By Kim Eun-jung and Song Sang-ho
SEOUL, Dec. 7 (Yonhap) — U.N. peacekeepers should be equipped with enhanced equipment and technologies to protect themselves and civilians from constantly changing threats and deliver their mandates of preventing conflict and promoting stability, a visiting senior U.N. official said.
Jean-Pierre Lacroix, head of the U.N. Department of Peacekeeping Operations, said the issue would be among top agenda items in this week’s international forum hosted by South Korea, named the 2021 Seoul UN Peacekeeping Ministerial, which would mark the first of its kind to be held in Asia.
The two-day virtual conference to kick off Tuesday night (Seoul time) is setting the stage for member states to make their commitments relevant to the changing political and security environment as well as to emerging challenges from the COVID-19 pandemic and climate change, the under-secretary-general for peace operations said.
“The environment in which peacekeeping mission operate is becoming increasingly difficult and challenging and increasingly dangerous,” Lacroix said Monday during an interview with Yonhap News Agency on a visit here to attend the forum. “One of the key achievements of that meeting will be to help peacekeeping missions and our peacekeepers on the field adapt to these new challenges.”
Foreign and defense ministers and other officials from more than 150 countries as well as those from related international organizations will join the gathering via video links, as it was hastily changed to virtual sessions last week due to concerns over the omicron variant.
Lacroix is one of three U.N. under-secretary-generals who will be participating in the conference in person and he will lead the fourth and last session titled “Protection of Civilians and Safety & Security” on Wednesday.
The French diplomat said he is “grateful” for South Korea’s support and longstanding commitment to U.N. peacekeeping and believes it can further contribute with its advanced technology, health care capacity and military assets.
South Korea joined the U.N. in 1991 and deployed its first peacekeeping unit to Somalia in 1993. At present, a total of 569 troops are working as part of peacekeeping missions in five nations, including South Sudan and Lebanon.
He said Seoul’s plan to provide helicopters to the U.N. will enhance peacekeepers’ mobility in conflict-prone missions in Africa where peacekeepers are exposed to “nimble, unpredictable threats” and often grapple with lack of public transportation infrastructure.
“We need to be more mobile and flexible because the threats are very unpredictable and (they) can occur in many different places,” he said, without naming countries. “Our peacekeepers need to intervene quickly to protect the population.
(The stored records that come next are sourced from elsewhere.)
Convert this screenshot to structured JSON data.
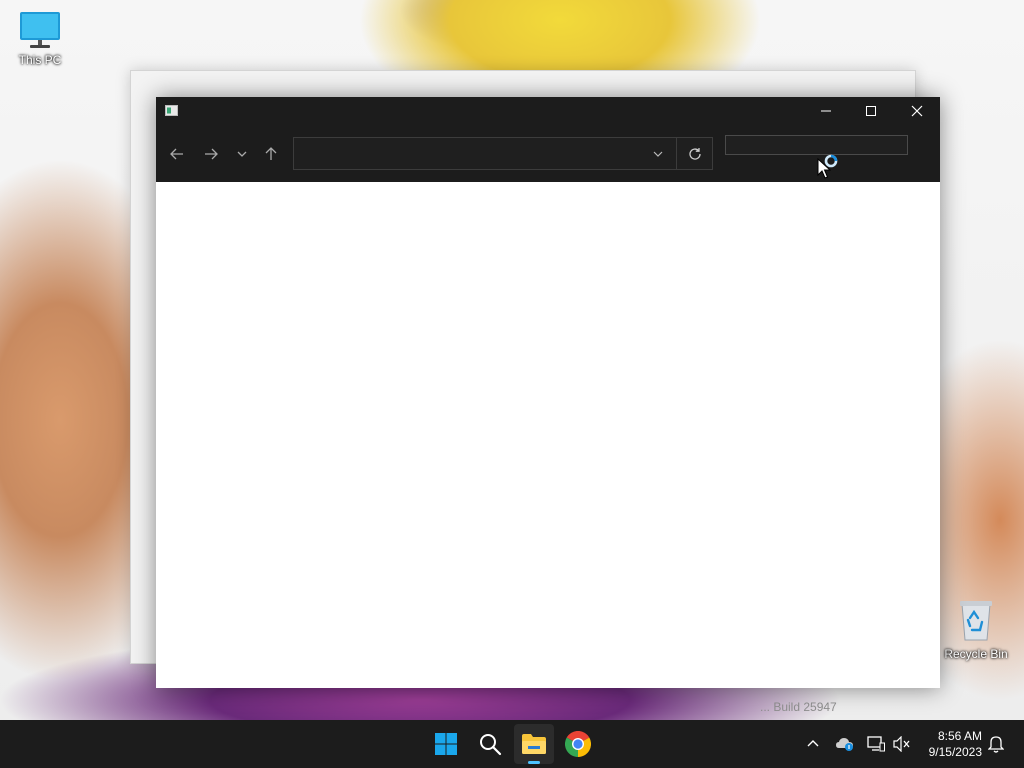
{
  "desktop": {
    "icons": [
      {
        "label": "This PC"
      },
      {
        "label": "Recycle Bin"
      }
    ],
    "watermark": "... Build 25947"
  },
  "explorer": {
    "address": {
      "value": "",
      "placeholder": ""
    },
    "search": {
      "value": "",
      "placeholder": ""
    }
  },
  "taskbar": {
    "apps": [
      "start",
      "search",
      "file-explorer",
      "chrome"
    ],
    "active_app": "file-explorer",
    "clock": {
      "time": "8:56 AM",
      "date": "9/15/2023"
    }
  },
  "colors": {
    "titlebar": "#1c1c1c",
    "taskbar": "#1c1c1c",
    "accent": "#4cc2ff",
    "windows_logo": "#1aa7ec",
    "folder": "#f8c53a"
  }
}
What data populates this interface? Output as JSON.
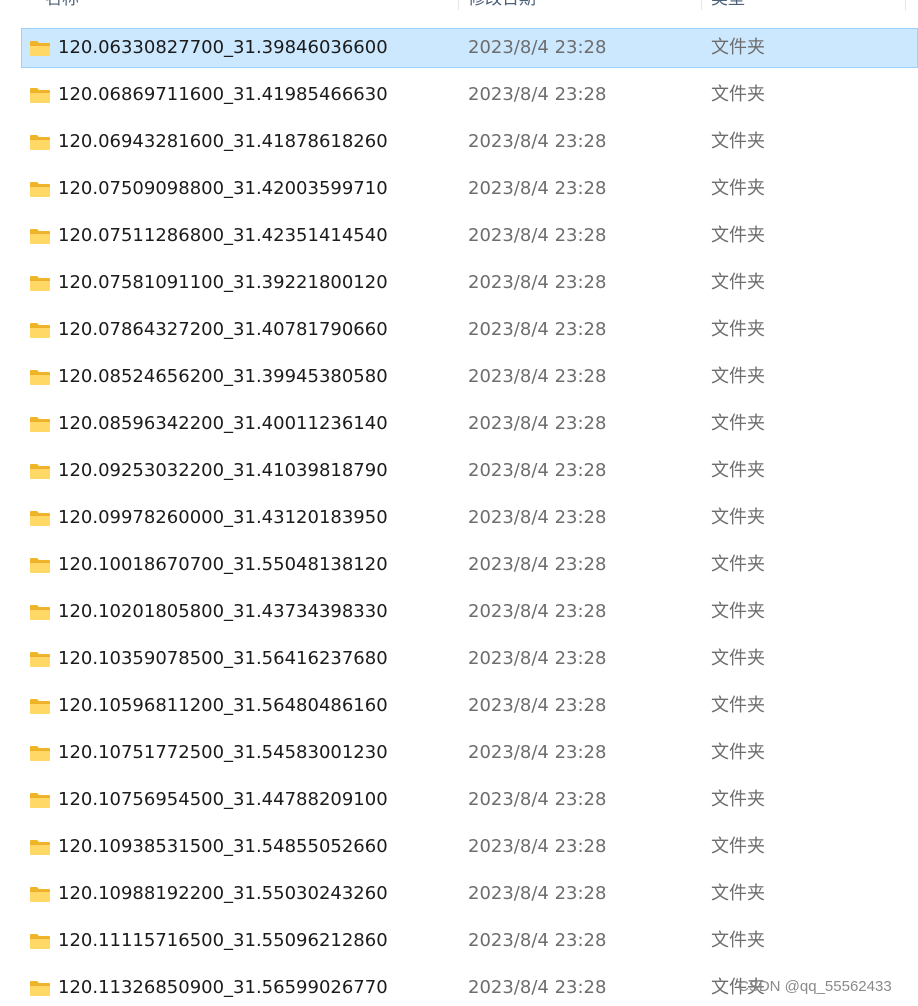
{
  "header": {
    "name_label": "名称",
    "date_label": "修改日期",
    "type_label": "类型"
  },
  "files": [
    {
      "name": "120.06330827700_31.39846036600",
      "date": "2023/8/4 23:28",
      "type": "文件夹",
      "selected": true
    },
    {
      "name": "120.06869711600_31.41985466630",
      "date": "2023/8/4 23:28",
      "type": "文件夹"
    },
    {
      "name": "120.06943281600_31.41878618260",
      "date": "2023/8/4 23:28",
      "type": "文件夹"
    },
    {
      "name": "120.07509098800_31.42003599710",
      "date": "2023/8/4 23:28",
      "type": "文件夹"
    },
    {
      "name": "120.07511286800_31.42351414540",
      "date": "2023/8/4 23:28",
      "type": "文件夹"
    },
    {
      "name": "120.07581091100_31.39221800120",
      "date": "2023/8/4 23:28",
      "type": "文件夹"
    },
    {
      "name": "120.07864327200_31.40781790660",
      "date": "2023/8/4 23:28",
      "type": "文件夹"
    },
    {
      "name": "120.08524656200_31.39945380580",
      "date": "2023/8/4 23:28",
      "type": "文件夹"
    },
    {
      "name": "120.08596342200_31.40011236140",
      "date": "2023/8/4 23:28",
      "type": "文件夹"
    },
    {
      "name": "120.09253032200_31.41039818790",
      "date": "2023/8/4 23:28",
      "type": "文件夹"
    },
    {
      "name": "120.09978260000_31.43120183950",
      "date": "2023/8/4 23:28",
      "type": "文件夹"
    },
    {
      "name": "120.10018670700_31.55048138120",
      "date": "2023/8/4 23:28",
      "type": "文件夹"
    },
    {
      "name": "120.10201805800_31.43734398330",
      "date": "2023/8/4 23:28",
      "type": "文件夹"
    },
    {
      "name": "120.10359078500_31.56416237680",
      "date": "2023/8/4 23:28",
      "type": "文件夹"
    },
    {
      "name": "120.10596811200_31.56480486160",
      "date": "2023/8/4 23:28",
      "type": "文件夹"
    },
    {
      "name": "120.10751772500_31.54583001230",
      "date": "2023/8/4 23:28",
      "type": "文件夹"
    },
    {
      "name": "120.10756954500_31.44788209100",
      "date": "2023/8/4 23:28",
      "type": "文件夹"
    },
    {
      "name": "120.10938531500_31.54855052660",
      "date": "2023/8/4 23:28",
      "type": "文件夹"
    },
    {
      "name": "120.10988192200_31.55030243260",
      "date": "2023/8/4 23:28",
      "type": "文件夹"
    },
    {
      "name": "120.11115716500_31.55096212860",
      "date": "2023/8/4 23:28",
      "type": "文件夹"
    },
    {
      "name": "120.11326850900_31.56599026770",
      "date": "2023/8/4 23:28",
      "type": "文件夹"
    }
  ],
  "watermark": "CSDN @qq_55562433",
  "colors": {
    "selection_bg": "#cce8ff",
    "selection_border": "#99d1ff",
    "folder_yellow": "#ffd866",
    "folder_tab": "#f0b429"
  },
  "icons": {
    "folder": "folder-icon"
  }
}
Therefore, what we need for that is better means of transportation and helicopters (are) absolutely critical.”
Lacroix said peacekeeping operations should embrace technologies to adapt to the changing environment, paying attention to a “smart camp” model to be proposed by South Korea, which envisions a highly connected camp based on latest digital technologies.
“Technology is very relevant to the issue of protecting our peacekeepers,” he said. “If we make the best use of the new technological tools that we have, we can also be more effective at protecting our peacekeepers against those attacks.”
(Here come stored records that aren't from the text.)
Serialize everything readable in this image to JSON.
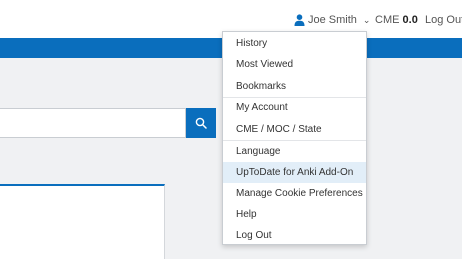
{
  "header": {
    "user_name": "Joe Smith",
    "cme_label": "CME",
    "cme_value": "0.0",
    "logout_label": "Log Out"
  },
  "search": {
    "placeholder": ""
  },
  "user_menu": {
    "items": [
      {
        "label": "History"
      },
      {
        "label": "Most Viewed"
      },
      {
        "label": "Bookmarks"
      },
      {
        "label": "My Account"
      },
      {
        "label": "CME / MOC / State"
      },
      {
        "label": "Language"
      },
      {
        "label": "UpToDate for Anki Add-On"
      },
      {
        "label": "Manage Cookie Preferences"
      },
      {
        "label": "Help"
      },
      {
        "label": "Log Out"
      }
    ]
  },
  "colors": {
    "brand_blue": "#0a6ebd",
    "highlight": "#e2eef8"
  },
  "icons": {
    "user": "user-icon",
    "chevron": "chevron-down-icon",
    "search": "search-icon"
  }
}
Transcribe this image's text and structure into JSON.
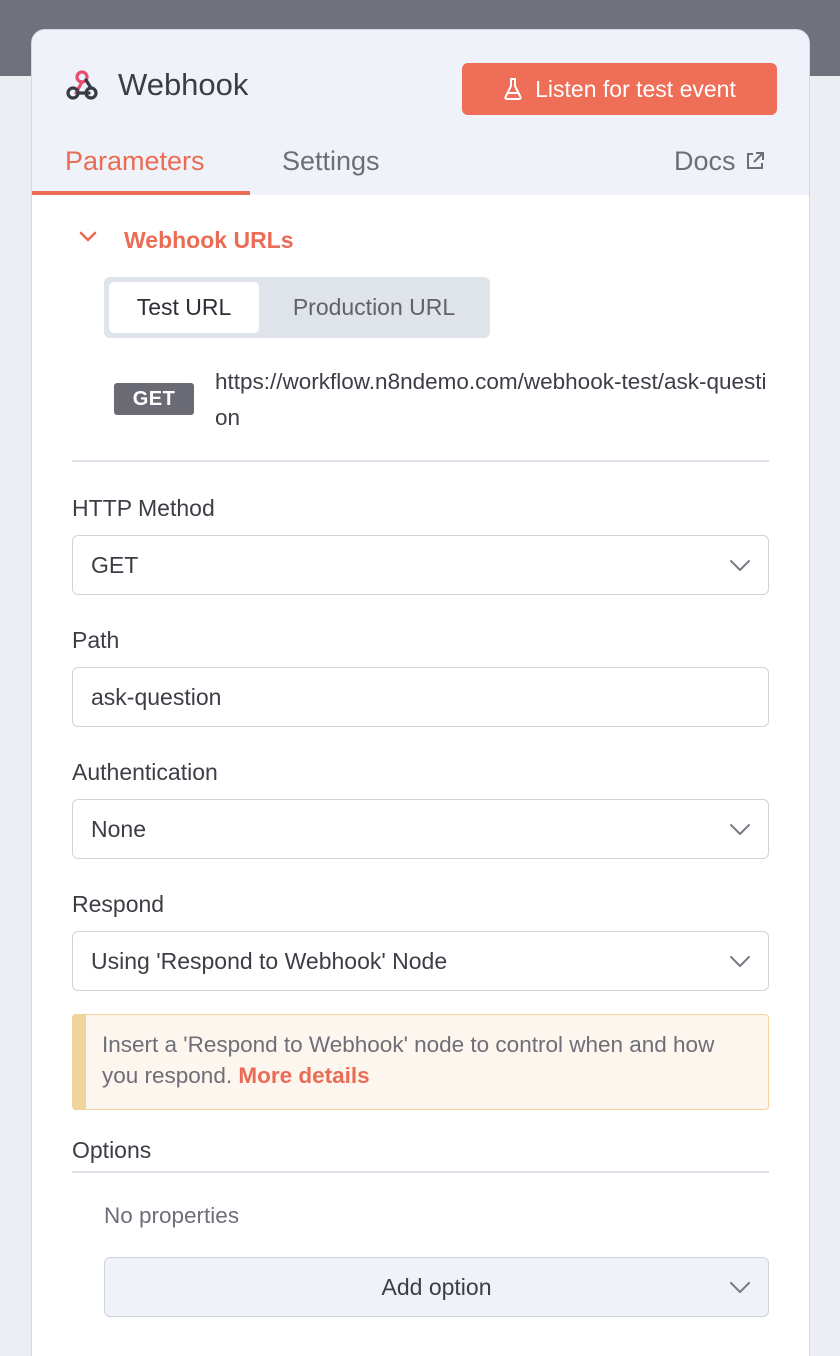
{
  "node": {
    "title": "Webhook",
    "listen_button": "Listen for test event"
  },
  "tabs": {
    "parameters": "Parameters",
    "settings": "Settings",
    "docs": "Docs"
  },
  "webhook_urls": {
    "section_title": "Webhook URLs",
    "segments": [
      "Test URL",
      "Production URL"
    ],
    "selected_segment": "Test URL",
    "method_badge": "GET",
    "url": "https://workflow.n8ndemo.com/webhook-test/ask-question"
  },
  "fields": {
    "http_method": {
      "label": "HTTP Method",
      "value": "GET"
    },
    "path": {
      "label": "Path",
      "value": "ask-question"
    },
    "authentication": {
      "label": "Authentication",
      "value": "None"
    },
    "respond": {
      "label": "Respond",
      "value": "Using 'Respond to Webhook' Node"
    }
  },
  "notice": {
    "text": "Insert a 'Respond to Webhook' node to control when and how you respond. ",
    "link": "More details"
  },
  "options": {
    "label": "Options",
    "empty_text": "No properties",
    "add_button": "Add option"
  },
  "colors": {
    "accent": "#ea6c55",
    "listen_button_bg": "#ee6e58",
    "notice_bg": "#fdf6ee",
    "notice_border": "#f1d49c",
    "badge_bg": "#696a73"
  },
  "icons": {
    "node": "webhook-icon",
    "listen": "flask-icon",
    "docs": "external-link-icon",
    "collapse": "chevron-down-icon",
    "dropdown": "chevron-down-icon"
  }
}
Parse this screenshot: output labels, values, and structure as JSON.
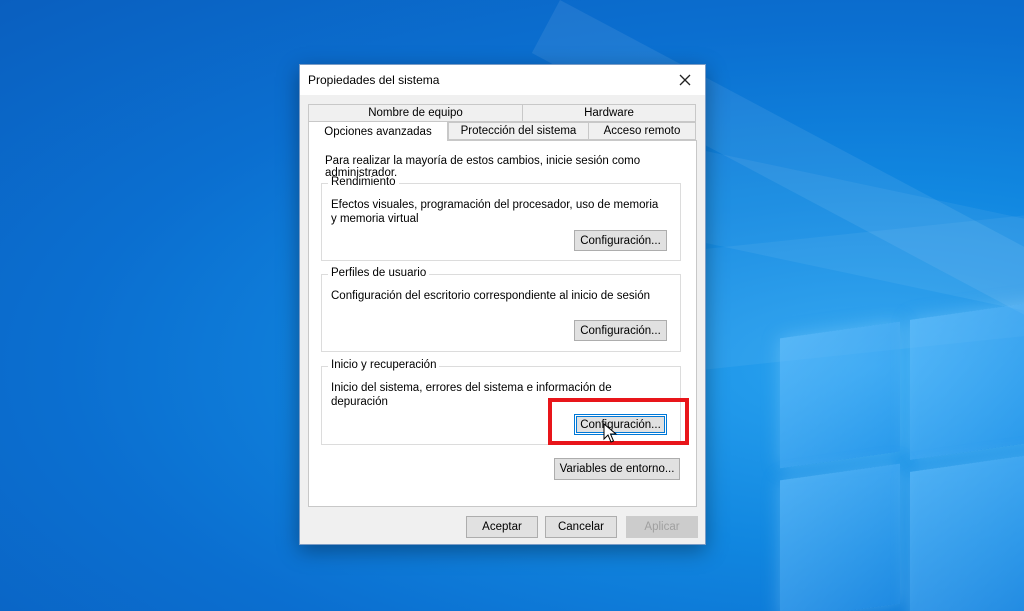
{
  "dialog": {
    "title": "Propiedades del sistema",
    "close_icon": "close-icon"
  },
  "tabs": {
    "row1": [
      {
        "label": "Nombre de equipo"
      },
      {
        "label": "Hardware"
      }
    ],
    "row2": [
      {
        "label": "Opciones avanzadas",
        "active": true
      },
      {
        "label": "Protección del sistema"
      },
      {
        "label": "Acceso remoto"
      }
    ]
  },
  "panel": {
    "admin_note": "Para realizar la mayoría de estos cambios, inicie sesión como administrador.",
    "performance": {
      "title": "Rendimiento",
      "description": "Efectos visuales, programación del procesador, uso de memoria y memoria virtual",
      "button": "Configuración..."
    },
    "profiles": {
      "title": "Perfiles de usuario",
      "description": "Configuración del escritorio correspondiente al inicio de sesión",
      "button": "Configuración..."
    },
    "startup": {
      "title": "Inicio y recuperación",
      "description": "Inicio del sistema, errores del sistema e información de depuración",
      "button": "Configuración..."
    },
    "env_button": "Variables de entorno..."
  },
  "footer": {
    "ok": "Aceptar",
    "cancel": "Cancelar",
    "apply": "Aplicar"
  },
  "colors": {
    "highlight": "#e8151a",
    "focus": "#0078d7"
  }
}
Enhancing medical infrastructure will also be high on the agenda during the meeting amid rising health risks for peacekeepers in fragile settings due to the prolonged pandemic.
The official said the COVID-19 pandemic has served as a “wake-up call” on the need to bolster preparedness and build a stronger partnership between member states for timely provision of medical support in the field.
“It reminded us that we have to be prepared to face the unpredictable,” he said. “We have learned with COVID-19 that we also had to be very adaptable when it comes to medical support.”
He added South Korea’s hosting the event is meaningful as it coincides with the celebration of the 30th anniversary of becoming a U.N. member, hoping the meeting will be “effective” and “productive.”
“It’s very symbolic of the success of the Republic of Korea within the United Nations and the role that your country has been playing over the years in many areas that are important to the U.N.,” he said, referring to South Korea’s official name, the Republic of Korea.
It marks the first time for an Asian country to host the high-level PKO forum, which was launched in 2016 as a follow-up to the 2015 U.N. peacekeeping summit.